▸ **Task**
What's needed: every entry, printed exactly, minus the images.

▸ **Exercise materials**

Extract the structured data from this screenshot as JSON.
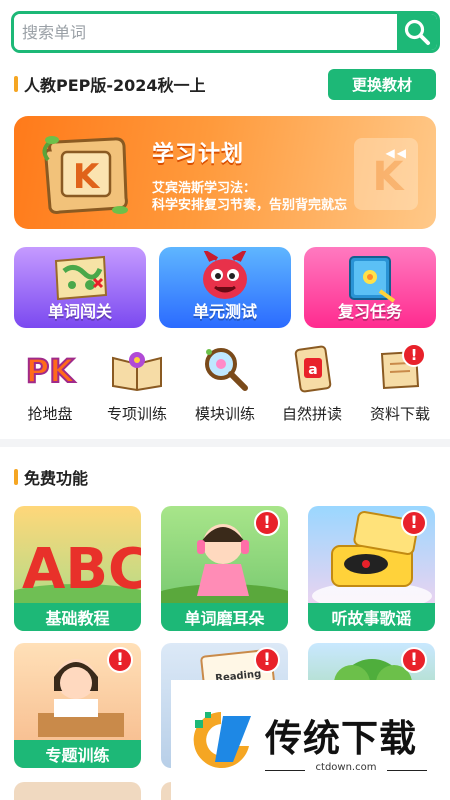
{
  "search": {
    "placeholder": "搜索单词"
  },
  "book": {
    "title": "人教PEP版-2024秋一上",
    "change_label": "更换教材"
  },
  "plan_banner": {
    "title": "学习计划",
    "line1": "艾宾浩斯学习法：",
    "line2": "科学安排复习节奏，告别背完就忘",
    "icon_letter": "K"
  },
  "feature_cards": [
    {
      "label": "单词闯关",
      "icon": "treasure-map-icon"
    },
    {
      "label": "单元测试",
      "icon": "monster-icon"
    },
    {
      "label": "复习任务",
      "icon": "book-icon"
    }
  ],
  "tools": [
    {
      "label": "抢地盘",
      "icon": "pk-icon",
      "badge": ""
    },
    {
      "label": "专项训练",
      "icon": "open-book-icon",
      "badge": ""
    },
    {
      "label": "模块训练",
      "icon": "magnifier-icon",
      "badge": ""
    },
    {
      "label": "自然拼读",
      "icon": "letter-card-icon",
      "badge": "a"
    },
    {
      "label": "资料下载",
      "icon": "scroll-icon",
      "badge": "!"
    }
  ],
  "free_section": {
    "title": "免费功能"
  },
  "free_items": [
    {
      "label": "基础教程",
      "image_text": "ABC",
      "locked": false
    },
    {
      "label": "单词磨耳朵",
      "image_text": "",
      "locked": true
    },
    {
      "label": "听故事歌谣",
      "image_text": "",
      "locked": true
    },
    {
      "label": "专题训练",
      "image_text": "",
      "locked": true
    },
    {
      "label": "",
      "image_text": "Reading",
      "locked": true
    },
    {
      "label": "",
      "image_text": "",
      "locked": true
    }
  ],
  "ad": {
    "brand": "传统下载",
    "domain": "ctdown.com"
  },
  "colors": {
    "primary": "#1db877",
    "accent": "#f5a623",
    "alert": "#e8212a"
  }
}
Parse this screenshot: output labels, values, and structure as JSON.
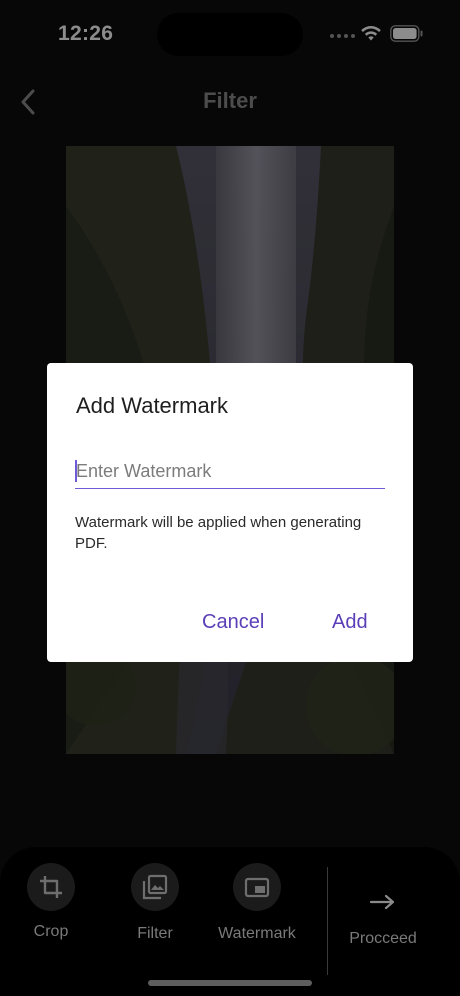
{
  "status": {
    "time": "12:26"
  },
  "header": {
    "title": "Filter"
  },
  "dialog": {
    "title": "Add Watermark",
    "input_placeholder": "Enter Watermark",
    "input_value": "",
    "helper": "Watermark will be applied when generating PDF.",
    "cancel_label": "Cancel",
    "add_label": "Add"
  },
  "toolbar": {
    "crop_label": "Crop",
    "filter_label": "Filter",
    "watermark_label": "Watermark",
    "proceed_label": "Procceed"
  },
  "icons": {
    "back": "chevron-left-icon",
    "crop": "crop-icon",
    "filter": "image-icon",
    "watermark": "watermark-icon",
    "proceed": "arrow-right-icon"
  },
  "colors": {
    "accent": "#5b3fb8",
    "input_underline": "#6f5bd6",
    "background": "#0e0e0e"
  }
}
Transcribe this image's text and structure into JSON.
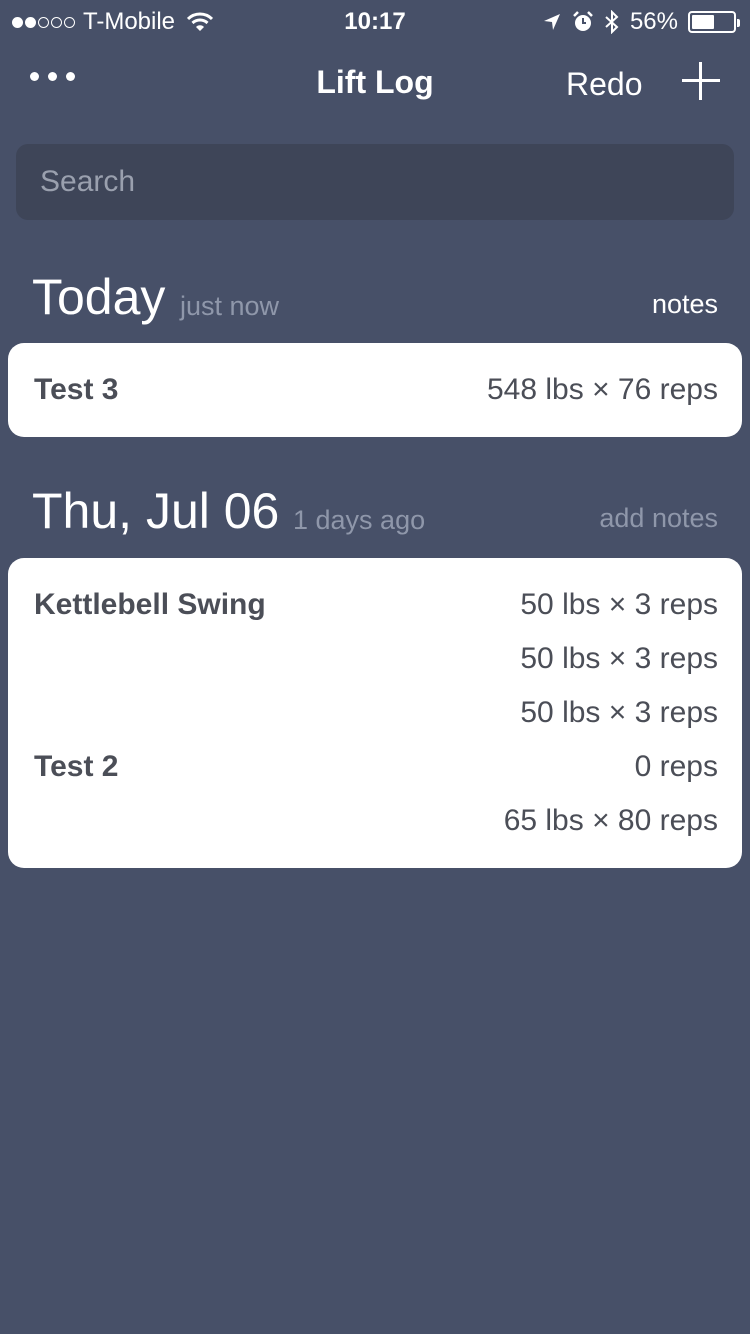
{
  "status_bar": {
    "carrier": "T-Mobile",
    "time": "10:17",
    "battery_percent": "56%",
    "battery_level": 0.56,
    "signal_filled": 2,
    "signal_total": 5
  },
  "nav": {
    "title": "Lift Log",
    "redo_label": "Redo",
    "more_icon": "more-icon",
    "add_icon": "plus-icon"
  },
  "search": {
    "placeholder": "Search"
  },
  "sections": [
    {
      "title": "Today",
      "ago": "just now",
      "notes_label": "notes",
      "entries": [
        {
          "exercise": "Test 3",
          "set": "548 lbs × 76 reps"
        }
      ]
    },
    {
      "title": "Thu, Jul 06",
      "ago": "1 days ago",
      "notes_label": "add notes",
      "entries": [
        {
          "exercise": "Kettlebell Swing",
          "set": "50 lbs × 3 reps"
        },
        {
          "exercise": "",
          "set": "50 lbs × 3 reps"
        },
        {
          "exercise": "",
          "set": "50 lbs × 3 reps"
        },
        {
          "exercise": "Test 2",
          "set": "0 reps"
        },
        {
          "exercise": "",
          "set": "65 lbs × 80 reps"
        }
      ]
    }
  ],
  "colors": {
    "background": "#475068",
    "search_background": "#3e4558",
    "secondary_text": "#8f97aa",
    "card_text": "#4b4e57"
  }
}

▸ **Exercise solution**
Extract the structured data from this screenshot as JSON.
{
  "search": {
    "placeholder": "搜索单词"
  },
  "book": {
    "title": "人教PEP版-2024秋一上",
    "change_label": "更换教材"
  },
  "plan_banner": {
    "title": "学习计划",
    "line1": "艾宾浩斯学习法：",
    "line2": "科学安排复习节奏，告别背完就忘",
    "icon_letter": "K"
  },
  "feature_cards": [
    {
      "label": "单词闯关",
      "icon": "treasure-map-icon"
    },
    {
      "label": "单元测试",
      "icon": "monster-icon"
    },
    {
      "label": "复习任务",
      "icon": "book-icon"
    }
  ],
  "tools": [
    {
      "label": "抢地盘",
      "icon": "pk-icon",
      "badge": ""
    },
    {
      "label": "专项训练",
      "icon": "open-book-icon",
      "badge": ""
    },
    {
      "label": "模块训练",
      "icon": "magnifier-icon",
      "badge": ""
    },
    {
      "label": "自然拼读",
      "icon": "letter-card-icon",
      "badge": "a"
    },
    {
      "label": "资料下载",
      "icon": "scroll-icon",
      "badge": "!"
    }
  ],
  "free_section": {
    "title": "免费功能"
  },
  "free_items": [
    {
      "label": "基础教程",
      "image_text": "ABC",
      "locked": false
    },
    {
      "label": "单词磨耳朵",
      "image_text": "",
      "locked": true
    },
    {
      "label": "听故事歌谣",
      "image_text": "",
      "locked": true
    },
    {
      "label": "专题训练",
      "image_text": "",
      "locked": true
    },
    {
      "label": "",
      "image_text": "Reading",
      "locked": true
    },
    {
      "label": "",
      "image_text": "",
      "locked": true
    }
  ],
  "ad": {
    "brand": "传统下载",
    "domain": "ctdown.com"
  },
  "colors": {
    "primary": "#1db877",
    "accent": "#f5a623",
    "alert": "#e8212a"
  }
}
Parse this screenshot: output labels, values, and structure as JSON.
{
  "status": {
    "time": "12:26"
  },
  "header": {
    "title": "Filter"
  },
  "dialog": {
    "title": "Add Watermark",
    "input_placeholder": "Enter Watermark",
    "input_value": "",
    "helper": "Watermark will be applied when generating PDF.",
    "cancel_label": "Cancel",
    "add_label": "Add"
  },
  "toolbar": {
    "crop_label": "Crop",
    "filter_label": "Filter",
    "watermark_label": "Watermark",
    "proceed_label": "Procceed"
  },
  "icons": {
    "back": "chevron-left-icon",
    "crop": "crop-icon",
    "filter": "image-icon",
    "watermark": "watermark-icon",
    "proceed": "arrow-right-icon"
  },
  "colors": {
    "accent": "#5b3fb8",
    "input_underline": "#6f5bd6",
    "background": "#0e0e0e"
  }
}
Transcribe this image's text and structure into JSON.
{
  "status_bar": {
    "carrier": "T-Mobile",
    "time": "10:17",
    "battery_percent": "56%",
    "battery_level": 0.56,
    "signal_filled": 2,
    "signal_total": 5
  },
  "nav": {
    "title": "Lift Log",
    "redo_label": "Redo",
    "more_icon": "more-icon",
    "add_icon": "plus-icon"
  },
  "search": {
    "placeholder": "Search"
  },
  "sections": [
    {
      "title": "Today",
      "ago": "just now",
      "notes_label": "notes",
      "entries": [
        {
          "exercise": "Test 3",
          "set": "548 lbs × 76 reps"
        }
      ]
    },
    {
      "title": "Thu, Jul 06",
      "ago": "1 days ago",
      "notes_label": "add notes",
      "entries": [
        {
          "exercise": "Kettlebell Swing",
          "set": "50 lbs × 3 reps"
        },
        {
          "exercise": "",
          "set": "50 lbs × 3 reps"
        },
        {
          "exercise": "",
          "set": "50 lbs × 3 reps"
        },
        {
          "exercise": "Test 2",
          "set": "0 reps"
        },
        {
          "exercise": "",
          "set": "65 lbs × 80 reps"
        }
      ]
    }
  ],
  "colors": {
    "background": "#475068",
    "search_background": "#3e4558",
    "secondary_text": "#8f97aa",
    "card_text": "#4b4e57"
  }
}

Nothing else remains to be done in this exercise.